Search URJ.org and the other Reform websites:

 

Matboucha

By: 
Tina Wasserman
matboucha

When I was researching eggplant recipes for my book, Entrée to Judaism, I was amazed to see the progression of recipes for smoked eggplant that evolved in Jewish communities around the Mediterranean. This recipe does not use eggplant but it does show the creativity of Middle Eastern and Israeli cooks to capitalize on the smoky flavor imparted into charred vegetables. 

You will find this dish, of Moroccan origin, on salitim (salad) tables throughout Israel. Serve with warm Laffa bread to sop up the juices.

Ingredients: 
3 tablespoons extra virgin olive oil
2 large cloves of garlic, minced
3 red bell peppers smoked or one 12-15 oz. jar fire-roasted peppers
1 28-ounce can whole Marzano plum tomatoes, drained well, seeded, and diced
1 large jalapeño, seeded and finely diced
Kosher salt to taste
1 tablespoon additional extra virgin olive oil
½ tablespoon (1 ½ teaspoons) hot paprika
Sugar, optional if tomatoes aren’t sweet
Crushed red pepper flakes, optional for additional spiciness
Directions: 
  1. Heat a 3-quart saucepan over high heat for 15 seconds.  Add the 3 tablespoons olive oil and heat for another 15 seconds.  Reduce the heat to moderate.  Add the minced garlic and stir for 30 seconds until garlic has softened and flavored the oil.  Do not let garlic burn.
  2. Add the diced pepper, tomatoes, jalapeño and salt to the pan.  Cook, partially covered at a simmer for 45 minutes or until almost all of the liquid is gone and the mixture is thick and lumpy.  Stir often to prevent sticking.
  3. Combine the remaining olive oil and hot paprika and stir into the matboucha until it is fully blended.  Cook for an additional 10 minutes.
  4. Adjust taste with more salt and/or crushed pepper flakes or a little sugar.
  5. Serve warm or at room temperature with laffa, pita or crudité.

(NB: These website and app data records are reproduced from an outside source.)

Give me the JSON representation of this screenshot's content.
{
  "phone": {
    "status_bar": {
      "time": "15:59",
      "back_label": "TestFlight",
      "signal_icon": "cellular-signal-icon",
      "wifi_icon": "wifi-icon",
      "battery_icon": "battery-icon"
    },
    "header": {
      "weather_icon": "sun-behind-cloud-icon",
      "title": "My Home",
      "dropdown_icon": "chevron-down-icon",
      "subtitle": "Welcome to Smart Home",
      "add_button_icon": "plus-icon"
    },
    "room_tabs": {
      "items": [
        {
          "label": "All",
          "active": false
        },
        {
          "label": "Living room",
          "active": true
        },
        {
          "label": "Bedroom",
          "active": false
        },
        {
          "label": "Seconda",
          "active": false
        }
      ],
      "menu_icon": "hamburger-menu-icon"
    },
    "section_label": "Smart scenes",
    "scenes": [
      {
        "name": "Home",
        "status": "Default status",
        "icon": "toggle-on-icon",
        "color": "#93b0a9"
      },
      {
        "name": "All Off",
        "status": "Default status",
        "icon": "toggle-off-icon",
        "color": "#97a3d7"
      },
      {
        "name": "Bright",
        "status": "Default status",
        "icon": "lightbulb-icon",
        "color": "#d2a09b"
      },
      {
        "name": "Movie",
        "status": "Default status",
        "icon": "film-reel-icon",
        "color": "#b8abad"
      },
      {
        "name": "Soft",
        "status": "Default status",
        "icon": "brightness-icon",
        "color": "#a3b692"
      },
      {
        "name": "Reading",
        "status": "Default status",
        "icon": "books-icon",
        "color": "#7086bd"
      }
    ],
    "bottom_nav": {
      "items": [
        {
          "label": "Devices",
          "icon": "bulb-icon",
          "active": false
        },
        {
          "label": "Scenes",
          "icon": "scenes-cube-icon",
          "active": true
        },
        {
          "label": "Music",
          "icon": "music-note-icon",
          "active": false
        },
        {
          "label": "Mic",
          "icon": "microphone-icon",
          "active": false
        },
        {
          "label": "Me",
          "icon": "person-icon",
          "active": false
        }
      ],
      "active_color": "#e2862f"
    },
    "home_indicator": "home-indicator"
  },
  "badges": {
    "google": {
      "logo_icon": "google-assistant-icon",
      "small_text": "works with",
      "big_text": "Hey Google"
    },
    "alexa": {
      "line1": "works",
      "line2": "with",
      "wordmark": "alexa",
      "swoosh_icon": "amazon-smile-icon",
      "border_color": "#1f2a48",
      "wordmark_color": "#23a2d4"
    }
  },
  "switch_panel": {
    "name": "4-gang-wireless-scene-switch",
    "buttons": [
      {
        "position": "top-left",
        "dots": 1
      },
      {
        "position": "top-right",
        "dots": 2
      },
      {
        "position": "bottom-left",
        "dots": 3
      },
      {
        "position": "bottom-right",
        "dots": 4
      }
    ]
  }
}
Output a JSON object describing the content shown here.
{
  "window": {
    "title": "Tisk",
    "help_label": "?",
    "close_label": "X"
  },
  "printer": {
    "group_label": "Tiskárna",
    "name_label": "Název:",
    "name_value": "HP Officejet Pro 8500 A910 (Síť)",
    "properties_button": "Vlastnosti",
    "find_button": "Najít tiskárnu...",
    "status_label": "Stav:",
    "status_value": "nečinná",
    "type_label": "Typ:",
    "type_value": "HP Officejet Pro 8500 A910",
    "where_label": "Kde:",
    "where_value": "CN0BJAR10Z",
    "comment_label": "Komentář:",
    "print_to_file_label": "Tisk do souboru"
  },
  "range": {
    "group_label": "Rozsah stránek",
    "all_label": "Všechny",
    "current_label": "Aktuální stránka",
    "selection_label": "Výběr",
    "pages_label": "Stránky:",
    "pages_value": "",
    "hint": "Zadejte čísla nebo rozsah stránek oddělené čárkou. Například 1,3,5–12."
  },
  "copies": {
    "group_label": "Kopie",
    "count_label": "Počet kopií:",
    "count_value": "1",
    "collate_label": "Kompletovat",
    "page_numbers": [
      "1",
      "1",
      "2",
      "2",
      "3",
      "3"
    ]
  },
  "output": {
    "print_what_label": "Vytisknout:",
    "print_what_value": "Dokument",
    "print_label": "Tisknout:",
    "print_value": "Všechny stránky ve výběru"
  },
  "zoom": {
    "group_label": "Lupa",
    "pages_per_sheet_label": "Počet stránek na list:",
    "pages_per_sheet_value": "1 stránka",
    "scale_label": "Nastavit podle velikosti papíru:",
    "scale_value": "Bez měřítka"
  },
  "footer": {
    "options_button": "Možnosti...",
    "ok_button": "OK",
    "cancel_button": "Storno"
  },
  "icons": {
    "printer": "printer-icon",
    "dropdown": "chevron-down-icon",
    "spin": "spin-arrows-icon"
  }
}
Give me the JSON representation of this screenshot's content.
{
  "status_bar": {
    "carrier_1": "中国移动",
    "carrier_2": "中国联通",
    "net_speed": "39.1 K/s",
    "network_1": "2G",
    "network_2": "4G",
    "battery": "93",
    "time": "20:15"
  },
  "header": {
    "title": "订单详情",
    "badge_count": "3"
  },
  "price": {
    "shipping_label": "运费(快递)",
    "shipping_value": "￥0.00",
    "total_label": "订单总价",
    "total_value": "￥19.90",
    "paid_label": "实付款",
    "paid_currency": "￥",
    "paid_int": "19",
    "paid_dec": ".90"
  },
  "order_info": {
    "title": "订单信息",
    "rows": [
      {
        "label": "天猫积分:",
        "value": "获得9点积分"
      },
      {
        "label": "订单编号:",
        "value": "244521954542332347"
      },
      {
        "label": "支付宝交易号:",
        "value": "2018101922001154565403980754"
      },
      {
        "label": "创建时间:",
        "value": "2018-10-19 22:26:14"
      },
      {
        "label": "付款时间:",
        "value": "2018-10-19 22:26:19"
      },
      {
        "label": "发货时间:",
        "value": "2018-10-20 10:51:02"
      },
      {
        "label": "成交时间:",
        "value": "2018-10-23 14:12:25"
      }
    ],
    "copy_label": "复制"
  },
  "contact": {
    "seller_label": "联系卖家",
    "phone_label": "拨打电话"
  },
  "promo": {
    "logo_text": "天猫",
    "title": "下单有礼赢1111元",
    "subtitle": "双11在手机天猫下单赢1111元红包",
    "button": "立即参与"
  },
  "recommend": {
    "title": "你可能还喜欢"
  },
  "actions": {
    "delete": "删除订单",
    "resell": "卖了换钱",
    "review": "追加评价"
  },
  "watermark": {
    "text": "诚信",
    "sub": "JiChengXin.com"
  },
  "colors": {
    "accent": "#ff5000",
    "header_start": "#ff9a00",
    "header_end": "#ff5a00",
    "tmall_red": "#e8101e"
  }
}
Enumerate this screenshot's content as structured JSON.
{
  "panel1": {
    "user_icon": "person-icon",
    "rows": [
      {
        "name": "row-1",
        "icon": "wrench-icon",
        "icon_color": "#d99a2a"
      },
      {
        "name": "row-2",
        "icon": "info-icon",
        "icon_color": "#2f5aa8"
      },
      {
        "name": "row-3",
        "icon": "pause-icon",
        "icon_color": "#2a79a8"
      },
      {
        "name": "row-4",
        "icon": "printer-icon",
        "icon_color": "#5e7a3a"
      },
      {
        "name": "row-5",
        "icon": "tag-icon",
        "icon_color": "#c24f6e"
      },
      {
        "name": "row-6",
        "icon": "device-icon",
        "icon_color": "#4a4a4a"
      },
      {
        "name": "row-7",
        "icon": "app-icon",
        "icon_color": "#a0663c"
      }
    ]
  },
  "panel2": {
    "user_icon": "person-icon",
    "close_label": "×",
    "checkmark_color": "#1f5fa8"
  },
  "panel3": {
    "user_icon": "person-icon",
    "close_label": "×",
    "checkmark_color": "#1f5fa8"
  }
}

Note: Matboucha tastes even better the next day.  Refrigerate until ready to eat.


Tina Wasserman is the author of Entrée to Judaism: A Culinary Exploration of the Jewish Diaspora and Entrée to Judaism for Families and is a visiting lecturer and scholar-in-residence throughout the country. She serves on the boards of ARZA and URJ Camp Newman, and is a member of Temple Emanu-El in Dallas, TX. Her recipes can be found at Cooking and More and throughout ReformJudaism.org, where she serves as food editor. Tina can be reached for congregational and organizational events through her website.

Source: 
Tags: